FILE - Louisiana State Capitol

The Louisiana State Capitol in Baton Rouge, La.

The state House of Representatives voted 73-21 on Thursday for an early rollback of the temporary sales tax implemented to cement last year’s budget deal.

In a surprise move, Rep. Walt Leger, a New Orleans Democrat who said he did not support House Bill 599, still managed to amend it to dedicate 0.05 percent of the 0.45 percent tax to early childhood education.

Under the amended bill, the 0.05 percent would stay in place until the currently scheduled expiration in 2025. The rest would be reduced gradually until being eliminated by July 1, 2023.

The tax cut doesn’t begin to take effect until the 2020-21 budget year, so lawmakers don’t need to reduce spending in the currently pending budget to pay for the tax cut. The change would cost the state about $87 million the first year and increase to $392 million by the 2023-24 budget year, or about $914 million over five years, according to Legislative Fiscal Office estimates prepared before Leger’s amendment was added.

Rep. Lance Harris, the Alexandria Republican who sponsored the bill, said the state’s current surplus shows the government is taking in too much money.

“It’s time, if we’re looking at excesses, to return some of that money to your constituents,” he said.

Rep. Alan Seabaugh, R-Shreveport, agreed, saying surpluses are a bad thing because they indicate taxes are too high. Surpluses can only be used for certain expenses, such as coastal restoration, infrastructure, paying down debt and shoring up the “rainy day” fund.

Several lawmakers argued for maintaining the hard-fought compromise achieved last year and worried about the impact on health care and higher education, which tend to be first on the chopping block when cuts are needed. Rep. Patrick Connick, R-Marrero, said he feared a return to the fiscal “chaos” of former Gov. Bobby Jindal’s administration.

Rep. James Armes, D-Leesville, argued for the need to chip away at the state’s retirement debts.

“I hate taxes more than anybody,” Armes said. “I didn’t want to do this [vote for the temporary tax], but we had to.”

Though Harris suggested government was spending too much and growing too large, when pressed he did not suggest specific areas to reduce spending. He said eliminating the temporary sales tax early would put pressure on the next legislature to enact structural tax reform.

“If this body wanted to achieve structural tax reform, we would have achieved it by now,” Leger said.

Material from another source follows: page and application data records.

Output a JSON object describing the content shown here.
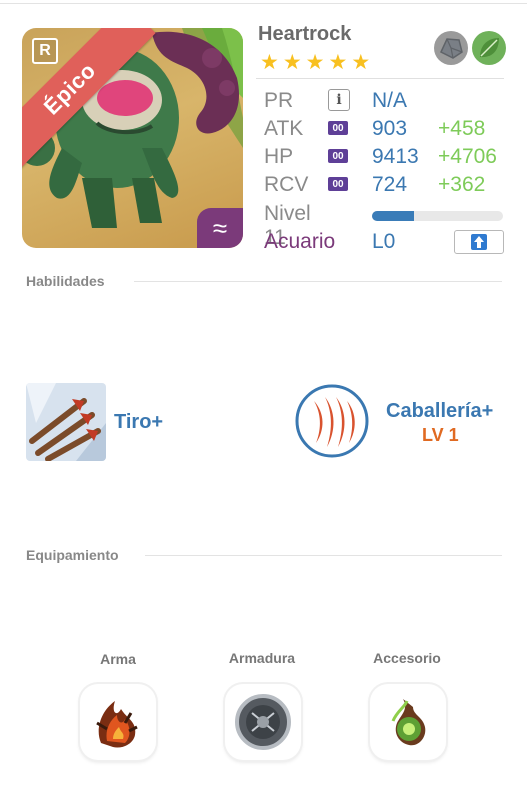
{
  "hero": {
    "name": "Heartrock",
    "rarity": "Épico",
    "stars": 5,
    "badge": "R",
    "class_icon": "waves-icon",
    "elements": [
      "stone-element-icon",
      "leaf-element-icon"
    ]
  },
  "stats": {
    "pr": {
      "label": "PR",
      "value": "N/A"
    },
    "atk": {
      "label": "ATK",
      "tag": "00",
      "value": "903",
      "bonus": "+458"
    },
    "hp": {
      "label": "HP",
      "tag": "00",
      "value": "9413",
      "bonus": "+4706"
    },
    "rcv": {
      "label": "RCV",
      "tag": "00",
      "value": "724",
      "bonus": "+362"
    },
    "level": {
      "label": "Nivel 11",
      "progress": 0.32
    },
    "sign": {
      "label": "Acuario",
      "value": "L0"
    }
  },
  "skills": {
    "title": "Habilidades",
    "active": {
      "name": "Tiro+"
    },
    "passive": {
      "name": "Caballería+",
      "level": "LV 1"
    }
  },
  "equipment": {
    "title": "Equipamiento",
    "slots": [
      {
        "label": "Arma"
      },
      {
        "label": "Armadura"
      },
      {
        "label": "Accesorio"
      }
    ]
  },
  "colors": {
    "accent_blue": "#3b78b1",
    "bonus_green": "#7ecb59",
    "rarity_red": "#e0605a",
    "class_purple": "#7b3a7a",
    "star_yellow": "#f8c020",
    "level_orange": "#e06a22"
  }
}
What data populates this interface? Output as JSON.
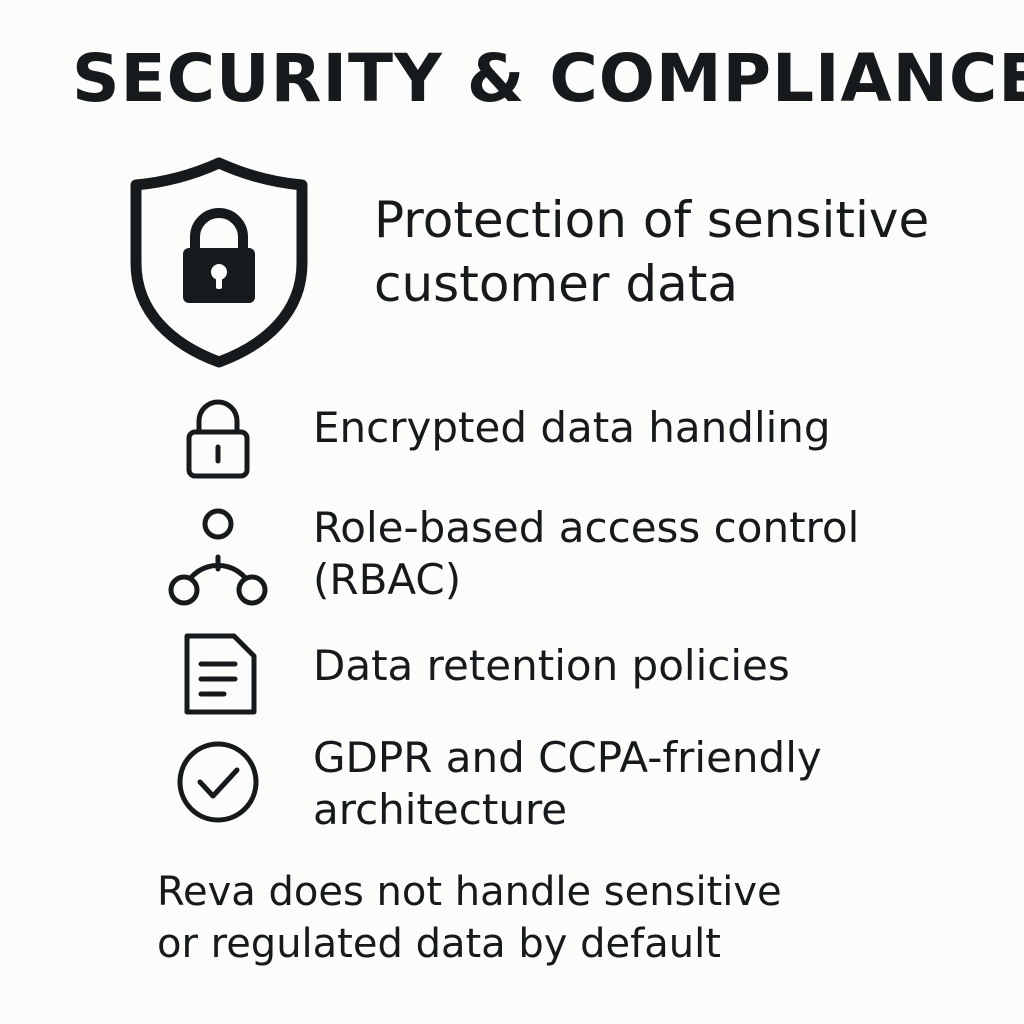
{
  "title": "SECURITY & COMPLIANCE",
  "hero": {
    "icon": "shield-lock-icon",
    "line1": "Protection of sensitive",
    "line2": "customer data"
  },
  "features": [
    {
      "icon": "lock-icon",
      "lines": [
        "Encrypted data handling"
      ]
    },
    {
      "icon": "role-hierarchy-icon",
      "lines": [
        "Role-based access control",
        "(RBAC)"
      ]
    },
    {
      "icon": "document-icon",
      "lines": [
        "Data retention policies"
      ]
    },
    {
      "icon": "check-circle-icon",
      "lines": [
        "GDPR and CCPA-friendly",
        "architecture"
      ]
    }
  ],
  "footer": {
    "line1": "Reva does not handle sensitive",
    "line2": "or regulated data by default"
  },
  "colors": {
    "background": "#fcfcfb",
    "ink": "#161a1c"
  }
}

Though Leger voted for the bill and argued for his amendment, he still argued against the bill’s overall goal. He pointed out that the current surplus is driven by higher income tax collections and changes in federal tax law, not sales taxes.

When the bill was in committee, Kim Robinson, secretary of the Department of Revenue, argued against the bill on behalf of Gov. John Bel Edwards’ administration. She said Louisiana has the fifth-lowest tax burden of any state, according to the Tax Foundation.

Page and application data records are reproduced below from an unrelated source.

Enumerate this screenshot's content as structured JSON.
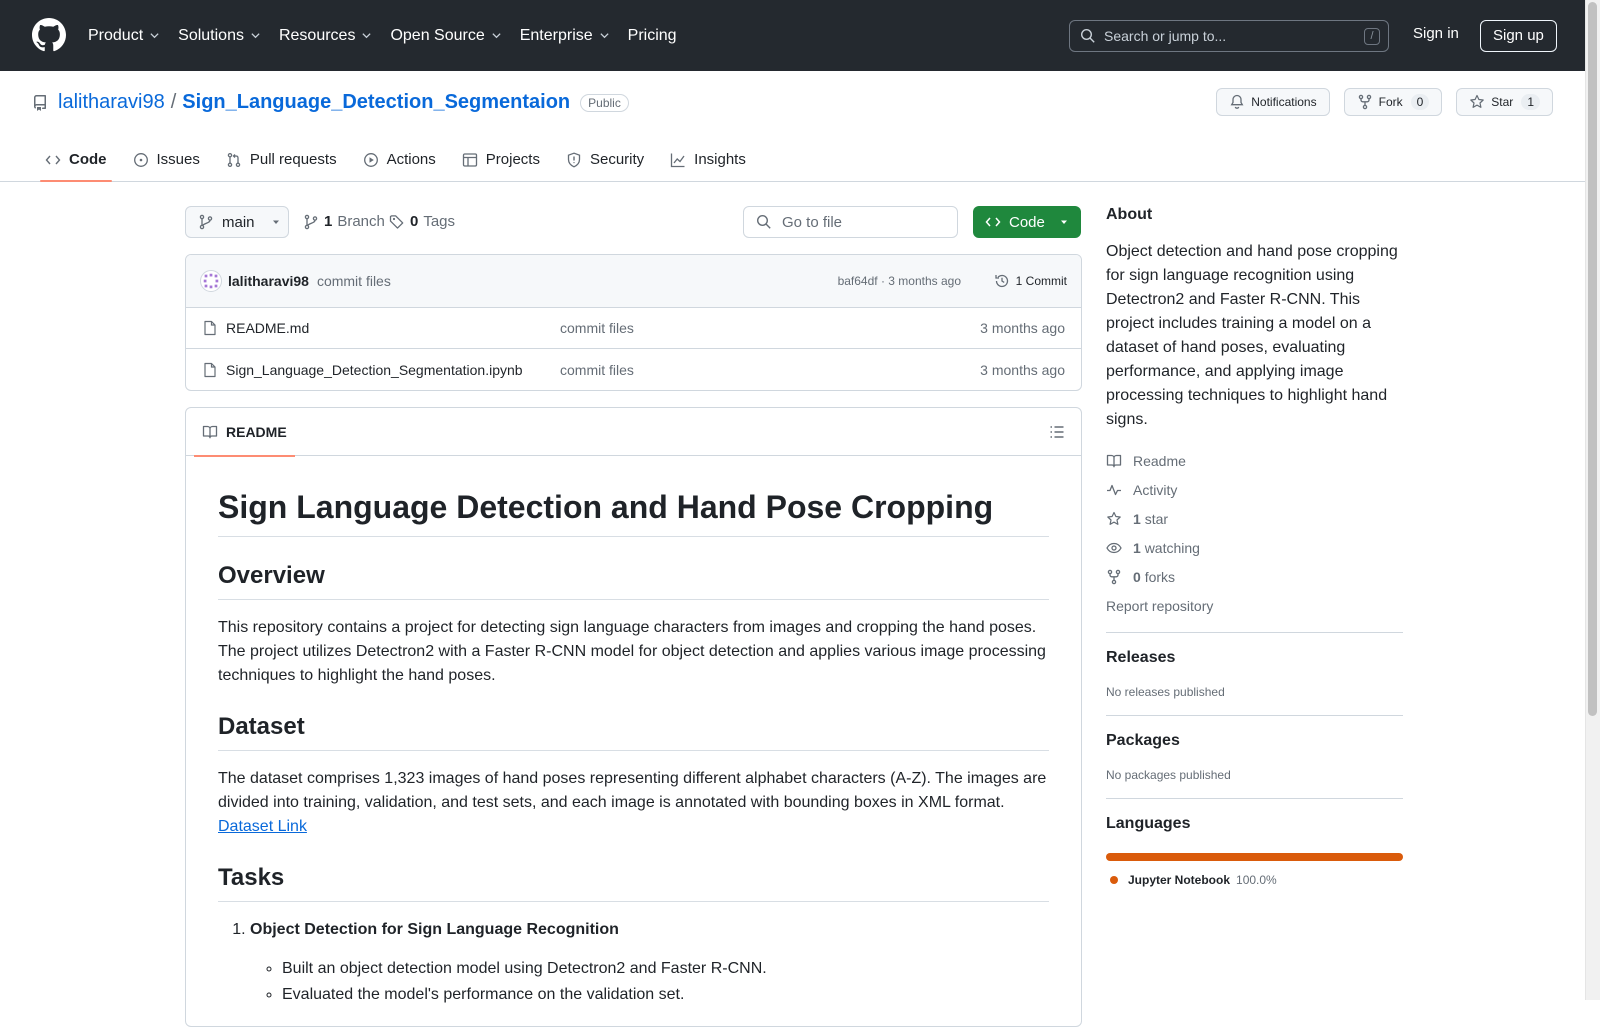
{
  "header": {
    "nav": [
      "Product",
      "Solutions",
      "Resources",
      "Open Source",
      "Enterprise",
      "Pricing"
    ],
    "search_placeholder": "Search or jump to...",
    "search_shortcut": "/",
    "sign_in": "Sign in",
    "sign_up": "Sign up"
  },
  "repo": {
    "owner": "lalitharavi98",
    "separator": "/",
    "name": "Sign_Language_Detection_Segmentaion",
    "visibility": "Public",
    "notifications_label": "Notifications",
    "fork_label": "Fork",
    "fork_count": "0",
    "star_label": "Star",
    "star_count": "1"
  },
  "tabs": [
    "Code",
    "Issues",
    "Pull requests",
    "Actions",
    "Projects",
    "Security",
    "Insights"
  ],
  "toolbar": {
    "branch": "main",
    "branch_count": "1",
    "branch_label": "Branch",
    "tag_count": "0",
    "tag_label": "Tags",
    "goto_placeholder": "Go to file",
    "code_label": "Code"
  },
  "commit": {
    "author": "lalitharavi98",
    "message": "commit files",
    "meta": "baf64df · 3 months ago",
    "count_label": "1 Commit"
  },
  "files": [
    {
      "name": "README.md",
      "message": "commit files",
      "time": "3 months ago"
    },
    {
      "name": "Sign_Language_Detection_Segmentation.ipynb",
      "message": "commit files",
      "time": "3 months ago"
    }
  ],
  "readme": {
    "tab_label": "README",
    "title": "Sign Language Detection and Hand Pose Cropping",
    "overview_heading": "Overview",
    "overview_text": "This repository contains a project for detecting sign language characters from images and cropping the hand poses. The project utilizes Detectron2 with a Faster R-CNN model for object detection and applies various image processing techniques to highlight the hand poses.",
    "dataset_heading": "Dataset",
    "dataset_text": "The dataset comprises 1,323 images of hand poses representing different alphabet characters (A-Z). The images are divided into training, validation, and test sets, and each image is annotated with bounding boxes in XML format.",
    "dataset_link": "Dataset Link",
    "tasks_heading": "Tasks",
    "task1": "Object Detection for Sign Language Recognition",
    "task1_bullets": [
      "Built an object detection model using Detectron2 and Faster R-CNN.",
      "Evaluated the model's performance on the validation set."
    ]
  },
  "sidebar": {
    "about_heading": "About",
    "about_text": "Object detection and hand pose cropping for sign language recognition using Detectron2 and Faster R-CNN. This project includes training a model on a dataset of hand poses, evaluating performance, and applying image processing techniques to highlight hand signs.",
    "readme": "Readme",
    "activity": "Activity",
    "stars_count": "1",
    "stars_label": "star",
    "watching_count": "1",
    "watching_label": "watching",
    "forks_count": "0",
    "forks_label": "forks",
    "report": "Report repository",
    "releases_heading": "Releases",
    "releases_sub": "No releases published",
    "packages_heading": "Packages",
    "packages_sub": "No packages published",
    "languages_heading": "Languages",
    "language_name": "Jupyter Notebook",
    "language_pct": "100.0%",
    "language_fraction": 1.0,
    "language_color": "#DA5B0B"
  },
  "colors": {
    "header_bg": "#24292f",
    "link": "#0969da",
    "code_button": "#1f883d",
    "tab_underline": "#fd8c73"
  }
}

Robinson argued that abandoning the compromise reached after multiple special sessions risked losing the state’s newfound fiscal stability, after only just getting off Moody’s negative watch list.

Staff Reporter

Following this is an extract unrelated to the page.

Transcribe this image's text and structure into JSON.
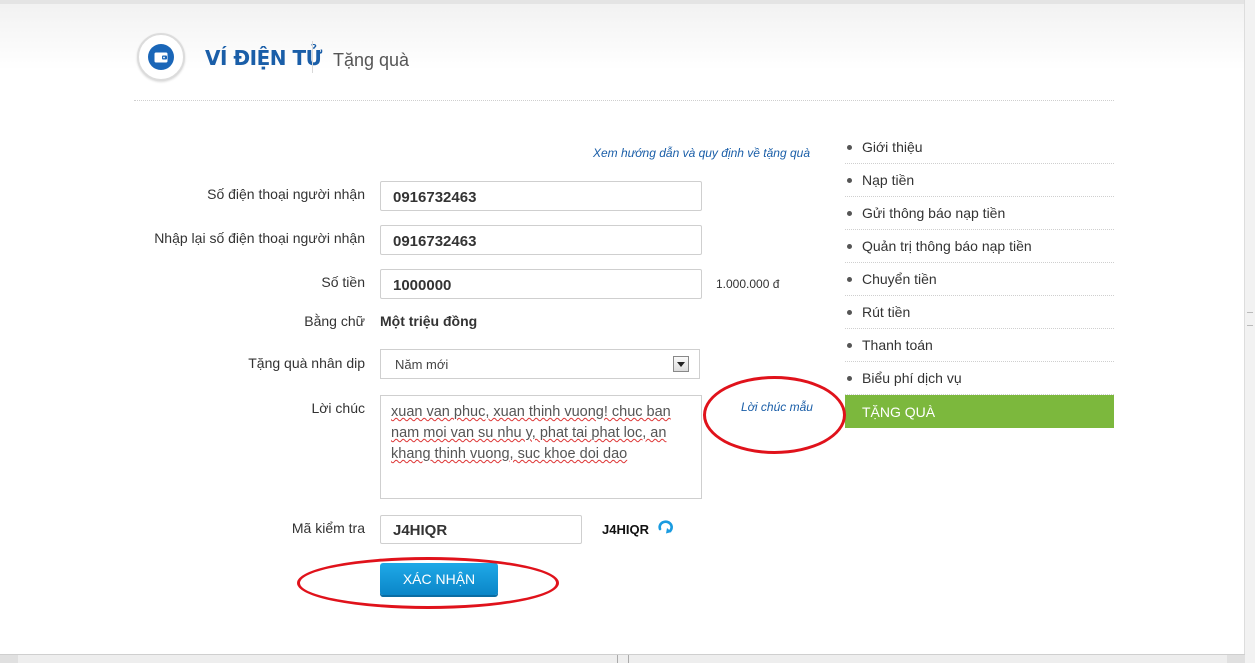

David Jacobs is a Baton Rouge-based award-winning journalist who has written about government, politics, business and culture in Louisiana for almost 15 years. He joined The Center Square in 2018.